As shoppers contact companies in multiple ways to address issues and ask questions, businesses can create a more complete picture of consumer needs. Over time, this will allow companies to increase the personalization of their customer service programs.
Although this breed of software-as-a-service technology is new in the past few years, it offers companies exciting opportunities to anticipate service issues in the future. It’s extremely difficult for companies to regain business and trust after a customer's issue goes unresolved. Companies should do everything in their power to foresee and avoid problems.
2. Offer easy self-service.
Not surprisingly, consumers often find it faster and easier to resolve issues on their own. For many shoppers, the less contact with a company, the better. In fact, one-third of millennials say optimal self-service is what they look for in a great customer service experience.
As reported by the 7 Customer Engagement Index, 20 percent of consumers who end a business relationship due to poor customer service report waiting too long to talk to someone on the phone. Thirty-seven percent point to frustrations with interactive voice response (IVR) technology, and 13 percent cite unskilled customer service agents.
In more complex situations it can be necessary to go beyond self-service. Companies might first offer a virtual agent and then transfer customers to agent-assisted service without interruption as needed. Self-service always should be available and frictionless from one touch point to the next. Shoppers regularly interact with companies in more than one way during the resolution process.
3. Meet shoppers where they are.
Companies cannot forget the importance of a customer’s need to dictate how and when issues are resolved. Even shoppers with similar product or service issues might shape their resolution journeys in different ways.
The 7 Index notes that 49 percent of shoppers rely on PCs or laptops as the first device in the service path. However, smartphones (24 percent) and tablets (14 percent) are closing the gap. No matter the device, more than 60 percent of customer service experiences begin on a company website. Companies should know how a customer requests support and offer the correct resources based on the customer's platform.
Today's businesses can't simply push shoppers toward a singular interface.

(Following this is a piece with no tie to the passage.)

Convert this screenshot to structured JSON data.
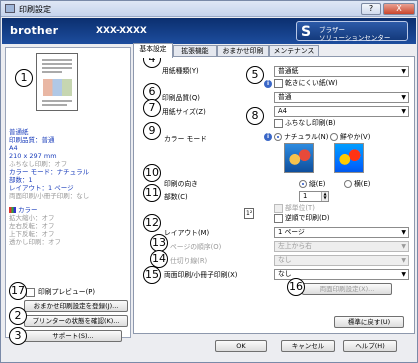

Instead, companies should develop holistic strategies that meet shoppers on their terms. This includes new channels and emerging technologies. Facebook Messenger, for instance, first became popular as a communication option among consumers. It's since evolved into a first-choice customer service option. It has the potential to become a key connecting point between consumers and companies.
Moving forward, companies should continue to use consumer behavior as guidance, even when it comes to picking the basic technologies offered within a customer service strategy. This final point is one that perhaps isn't so intuitive for businesses. Companies always have striven to learn more about customers and to meet their expectations, but the marketplace's evolving technological landscape has created a need for businesses to take a closer look at customer service.
The smartest companies will master all three of the key points discussed above. When one provider cannot meet customer needs and does not make service a priority, consumers take their business elsewhere. The reverse also is true. Lifetime loyalty awaits businesses that understand consumer wants and reflect these characteristics throughout the customer experience.
This is the new reality to which companies must adapt -- and Uber and Amazon are a few that prove it's possible. They've made the entire experiences so seamless that consumers might not even realize it's happening. Uber alerts each customer of a vehicle's arrival and a completed payment. Chances are, Uber's riders don't think of these as customer service experiences. But they most certainly are, and they're working.